● Task prompt
An exact copy of all the data below is needed, without its pictures.

● Data shown
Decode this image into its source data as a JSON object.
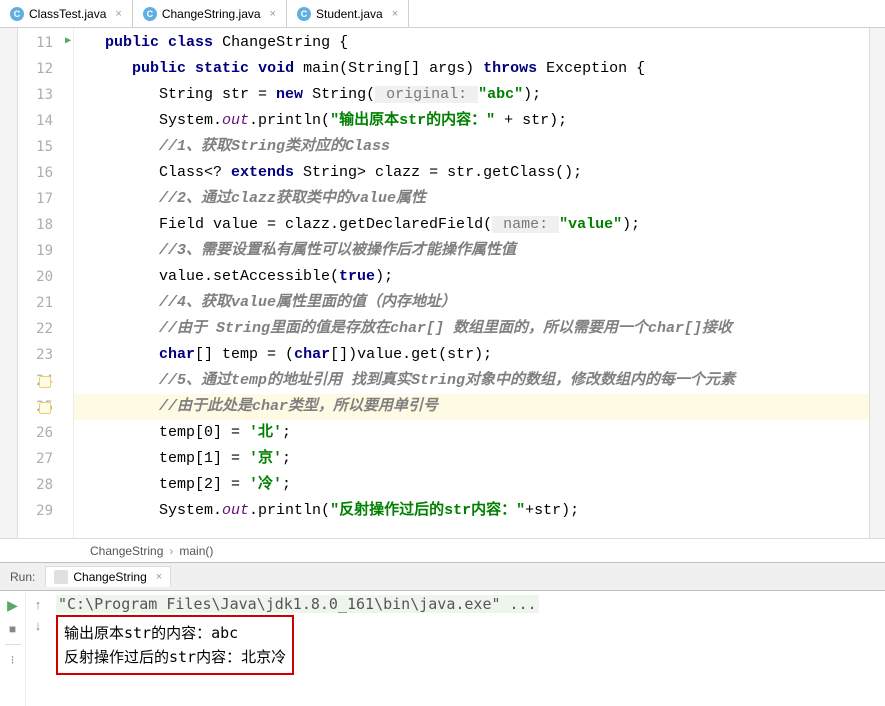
{
  "tabs": [
    {
      "label": "ClassTest.java",
      "active": false
    },
    {
      "label": "ChangeString.java",
      "active": true
    },
    {
      "label": "Student.java",
      "active": false
    }
  ],
  "gutter_start": 11,
  "code_lines": {
    "l11": {
      "indent": "   ",
      "tokens": [
        {
          "t": "public",
          "c": "kw"
        },
        {
          "t": " "
        },
        {
          "t": "class",
          "c": "kw"
        },
        {
          "t": " ChangeString {"
        }
      ]
    },
    "l12": {
      "indent": "      ",
      "tokens": [
        {
          "t": "public",
          "c": "kw"
        },
        {
          "t": " "
        },
        {
          "t": "static",
          "c": "kw"
        },
        {
          "t": " "
        },
        {
          "t": "void",
          "c": "kw"
        },
        {
          "t": " main(String[] args) "
        },
        {
          "t": "throws",
          "c": "kw"
        },
        {
          "t": " Exception {"
        }
      ]
    },
    "l13": {
      "indent": "         ",
      "tokens": [
        {
          "t": "String str = "
        },
        {
          "t": "new",
          "c": "kw"
        },
        {
          "t": " String("
        },
        {
          "t": " original: ",
          "c": "hint"
        },
        {
          "t": "\"abc\"",
          "c": "str"
        },
        {
          "t": ");"
        }
      ]
    },
    "l14": {
      "indent": "         ",
      "tokens": [
        {
          "t": "System."
        },
        {
          "t": "out",
          "c": "purple"
        },
        {
          "t": ".println("
        },
        {
          "t": "\"输出原本str的内容：\"",
          "c": "str"
        },
        {
          "t": " + str);"
        }
      ]
    },
    "l15": {
      "indent": "         ",
      "tokens": [
        {
          "t": "//1、获取String类对应的Class",
          "c": "com"
        }
      ]
    },
    "l16": {
      "indent": "         ",
      "tokens": [
        {
          "t": "Class<? "
        },
        {
          "t": "extends",
          "c": "kw"
        },
        {
          "t": " String> clazz = str.getClass();"
        }
      ]
    },
    "l17": {
      "indent": "         ",
      "tokens": [
        {
          "t": "//2、通过clazz获取类中的value属性",
          "c": "com"
        }
      ]
    },
    "l18": {
      "indent": "         ",
      "tokens": [
        {
          "t": "Field value = clazz.getDeclaredField("
        },
        {
          "t": " name: ",
          "c": "hint"
        },
        {
          "t": "\"value\"",
          "c": "str"
        },
        {
          "t": ");"
        }
      ]
    },
    "l19": {
      "indent": "         ",
      "tokens": [
        {
          "t": "//3、需要设置私有属性可以被操作后才能操作属性值",
          "c": "com"
        }
      ]
    },
    "l20": {
      "indent": "         ",
      "tokens": [
        {
          "t": "value.setAccessible("
        },
        {
          "t": "true",
          "c": "kw"
        },
        {
          "t": ");"
        }
      ]
    },
    "l21": {
      "indent": "         ",
      "tokens": [
        {
          "t": "//4、获取value属性里面的值（内存地址）",
          "c": "com"
        }
      ]
    },
    "l22": {
      "indent": "         ",
      "tokens": [
        {
          "t": "//由于 String里面的值是存放在char[] 数组里面的，所以需要用一个char[]接收",
          "c": "com"
        }
      ]
    },
    "l23": {
      "indent": "         ",
      "tokens": [
        {
          "t": "char",
          "c": "kw"
        },
        {
          "t": "[] temp = ("
        },
        {
          "t": "char",
          "c": "kw"
        },
        {
          "t": "[])value.get(str);"
        }
      ]
    },
    "l24": {
      "indent": "         ",
      "tokens": [
        {
          "t": "//5、通过temp的地址引用 找到真实String对象中的数组，修改数组内的每一个元素",
          "c": "com"
        }
      ]
    },
    "l25": {
      "indent": "         ",
      "tokens": [
        {
          "t": "//由于此处是char类型，所以要用单引号",
          "c": "com"
        }
      ],
      "hl": true
    },
    "l26": {
      "indent": "         ",
      "tokens": [
        {
          "t": "temp[0] = "
        },
        {
          "t": "'北'",
          "c": "str"
        },
        {
          "t": ";"
        }
      ]
    },
    "l27": {
      "indent": "         ",
      "tokens": [
        {
          "t": "temp[1] = "
        },
        {
          "t": "'京'",
          "c": "str"
        },
        {
          "t": ";"
        }
      ]
    },
    "l28": {
      "indent": "         ",
      "tokens": [
        {
          "t": "temp[2] = "
        },
        {
          "t": "'冷'",
          "c": "str"
        },
        {
          "t": ";"
        }
      ]
    },
    "l29": {
      "indent": "         ",
      "tokens": [
        {
          "t": "System."
        },
        {
          "t": "out",
          "c": "purple"
        },
        {
          "t": ".println("
        },
        {
          "t": "\"反射操作过后的str内容：\"",
          "c": "str"
        },
        {
          "t": "+str);"
        }
      ]
    }
  },
  "breadcrumb": {
    "class": "ChangeString",
    "method": "main()"
  },
  "run": {
    "label": "Run:",
    "tab": "ChangeString"
  },
  "console": {
    "cmd": "\"C:\\Program Files\\Java\\jdk1.8.0_161\\bin\\java.exe\" ...",
    "out1": "输出原本str的内容：abc",
    "out2": "反射操作过后的str内容：北京冷"
  }
}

● Exercise solution
Decode this image into its source data as a JSON object.
{
  "tabs": [
    {
      "label": "ClassTest.java",
      "active": false
    },
    {
      "label": "ChangeString.java",
      "active": true
    },
    {
      "label": "Student.java",
      "active": false
    }
  ],
  "gutter_start": 11,
  "code_lines": {
    "l11": {
      "indent": "   ",
      "tokens": [
        {
          "t": "public",
          "c": "kw"
        },
        {
          "t": " "
        },
        {
          "t": "class",
          "c": "kw"
        },
        {
          "t": " ChangeString {"
        }
      ]
    },
    "l12": {
      "indent": "      ",
      "tokens": [
        {
          "t": "public",
          "c": "kw"
        },
        {
          "t": " "
        },
        {
          "t": "static",
          "c": "kw"
        },
        {
          "t": " "
        },
        {
          "t": "void",
          "c": "kw"
        },
        {
          "t": " main(String[] args) "
        },
        {
          "t": "throws",
          "c": "kw"
        },
        {
          "t": " Exception {"
        }
      ]
    },
    "l13": {
      "indent": "         ",
      "tokens": [
        {
          "t": "String str = "
        },
        {
          "t": "new",
          "c": "kw"
        },
        {
          "t": " String("
        },
        {
          "t": " original: ",
          "c": "hint"
        },
        {
          "t": "\"abc\"",
          "c": "str"
        },
        {
          "t": ");"
        }
      ]
    },
    "l14": {
      "indent": "         ",
      "tokens": [
        {
          "t": "System."
        },
        {
          "t": "out",
          "c": "purple"
        },
        {
          "t": ".println("
        },
        {
          "t": "\"输出原本str的内容：\"",
          "c": "str"
        },
        {
          "t": " + str);"
        }
      ]
    },
    "l15": {
      "indent": "         ",
      "tokens": [
        {
          "t": "//1、获取String类对应的Class",
          "c": "com"
        }
      ]
    },
    "l16": {
      "indent": "         ",
      "tokens": [
        {
          "t": "Class<? "
        },
        {
          "t": "extends",
          "c": "kw"
        },
        {
          "t": " String> clazz = str.getClass();"
        }
      ]
    },
    "l17": {
      "indent": "         ",
      "tokens": [
        {
          "t": "//2、通过clazz获取类中的value属性",
          "c": "com"
        }
      ]
    },
    "l18": {
      "indent": "         ",
      "tokens": [
        {
          "t": "Field value = clazz.getDeclaredField("
        },
        {
          "t": " name: ",
          "c": "hint"
        },
        {
          "t": "\"value\"",
          "c": "str"
        },
        {
          "t": ");"
        }
      ]
    },
    "l19": {
      "indent": "         ",
      "tokens": [
        {
          "t": "//3、需要设置私有属性可以被操作后才能操作属性值",
          "c": "com"
        }
      ]
    },
    "l20": {
      "indent": "         ",
      "tokens": [
        {
          "t": "value.setAccessible("
        },
        {
          "t": "true",
          "c": "kw"
        },
        {
          "t": ");"
        }
      ]
    },
    "l21": {
      "indent": "         ",
      "tokens": [
        {
          "t": "//4、获取value属性里面的值（内存地址）",
          "c": "com"
        }
      ]
    },
    "l22": {
      "indent": "         ",
      "tokens": [
        {
          "t": "//由于 String里面的值是存放在char[] 数组里面的，所以需要用一个char[]接收",
          "c": "com"
        }
      ]
    },
    "l23": {
      "indent": "         ",
      "tokens": [
        {
          "t": "char",
          "c": "kw"
        },
        {
          "t": "[] temp = ("
        },
        {
          "t": "char",
          "c": "kw"
        },
        {
          "t": "[])value.get(str);"
        }
      ]
    },
    "l24": {
      "indent": "         ",
      "tokens": [
        {
          "t": "//5、通过temp的地址引用 找到真实String对象中的数组，修改数组内的每一个元素",
          "c": "com"
        }
      ]
    },
    "l25": {
      "indent": "         ",
      "tokens": [
        {
          "t": "//由于此处是char类型，所以要用单引号",
          "c": "com"
        }
      ],
      "hl": true
    },
    "l26": {
      "indent": "         ",
      "tokens": [
        {
          "t": "temp[0] = "
        },
        {
          "t": "'北'",
          "c": "str"
        },
        {
          "t": ";"
        }
      ]
    },
    "l27": {
      "indent": "         ",
      "tokens": [
        {
          "t": "temp[1] = "
        },
        {
          "t": "'京'",
          "c": "str"
        },
        {
          "t": ";"
        }
      ]
    },
    "l28": {
      "indent": "         ",
      "tokens": [
        {
          "t": "temp[2] = "
        },
        {
          "t": "'冷'",
          "c": "str"
        },
        {
          "t": ";"
        }
      ]
    },
    "l29": {
      "indent": "         ",
      "tokens": [
        {
          "t": "System."
        },
        {
          "t": "out",
          "c": "purple"
        },
        {
          "t": ".println("
        },
        {
          "t": "\"反射操作过后的str内容：\"",
          "c": "str"
        },
        {
          "t": "+str);"
        }
      ]
    }
  },
  "breadcrumb": {
    "class": "ChangeString",
    "method": "main()"
  },
  "run": {
    "label": "Run:",
    "tab": "ChangeString"
  },
  "console": {
    "cmd": "\"C:\\Program Files\\Java\\jdk1.8.0_161\\bin\\java.exe\" ...",
    "out1": "输出原本str的内容：abc",
    "out2": "反射操作过后的str内容：北京冷"
  }
}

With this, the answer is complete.